1. This photo is of Ham the Chimp, the first chimpanzee to be successfully launched into space in 1961. The snapshot was taken after his return. His name is an acronym for the Holloman Aerospace Medical Center, which is the lab that prepared him for such an important mission. However, he was only given the name upon his return since officials did not want the press to have a name to use for public shaming should the mission have failed. Following the trip, Ham called Washington D.C.’s National Zoo home for 17 years. His remains may now be found at the International Space Hall of Fame in New Mexico.
2. In 1967, Sweden changed its laws so that drivers had to start driving on the right-hand side of the road. The law was implemented to accommodate left-handed vehicles, reduce collisions and keep up with the trends of neighboring countries Norway and Finland. The day the law took effect is called Dagen H, or more popularly “Högertrafikomläggningen” (“The right-hand traffic diversion”), and this picture depicts the mass confusion that ensued. While the switch appeared to be successful in the short term, accident rates and insurance claims returned to normal after a couple years—likely after Swedes grew accustomed to driving on the right hand side of the road.

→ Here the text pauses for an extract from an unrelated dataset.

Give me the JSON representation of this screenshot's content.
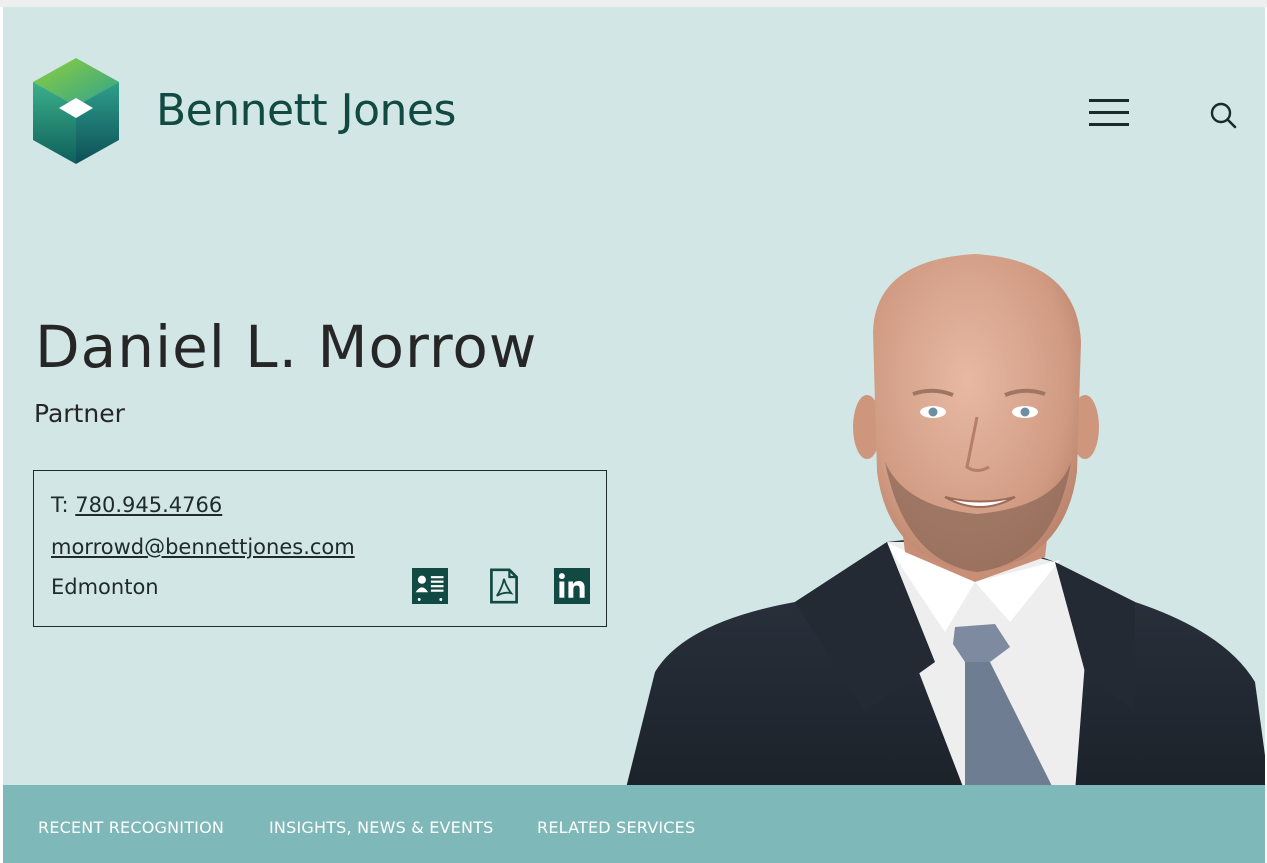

3. This picture of a girl holding a doll in the rubble of her former home is one of the most poignant and disturbing images from World War Two, and one that succinctly articulates the scope of devastation following the 1940 London bombings.